Give only the number of lines in these records that include "title".

● INFORMATION SHOWN:
__________

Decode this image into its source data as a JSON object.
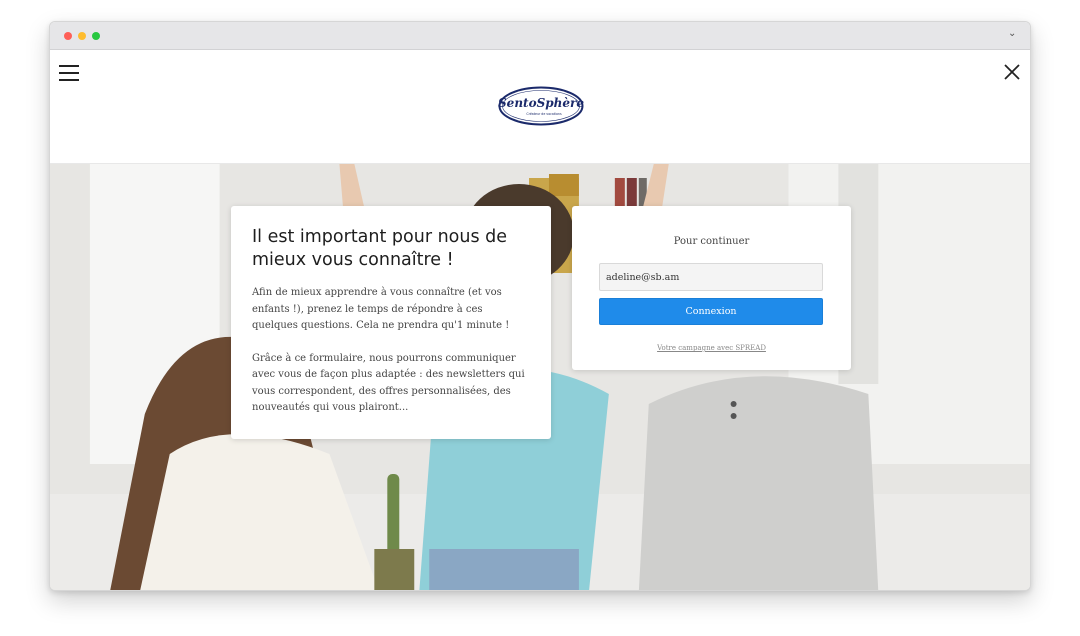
{
  "colors": {
    "accent": "#1f8bea",
    "logo_navy": "#1b2a6b"
  },
  "logo": {
    "brand": "SentoSphère",
    "tagline": "Créateur de vocations"
  },
  "intro": {
    "title": "Il est important pour nous de mieux vous connaître !",
    "paragraph1": "Afin de mieux apprendre à vous connaître (et vos enfants !), prenez le temps de répondre à ces quelques questions. Cela ne prendra qu'1 minute !",
    "paragraph2": "Grâce à ce formulaire, nous pourrons communiquer avec vous de façon plus adaptée : des newsletters qui vous correspondent, des offres personnalisées, des nouveautés qui vous plairont..."
  },
  "login": {
    "title": "Pour continuer",
    "email_value": "adeline@sb.am",
    "button_label": "Connexion",
    "footer_link": "Votre campagne avec SPREAD"
  },
  "icons": {
    "menu": "hamburger-icon",
    "close": "close-icon",
    "chevron": "chevron-down-icon"
  }
}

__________

● YOUR SOLUTION: 2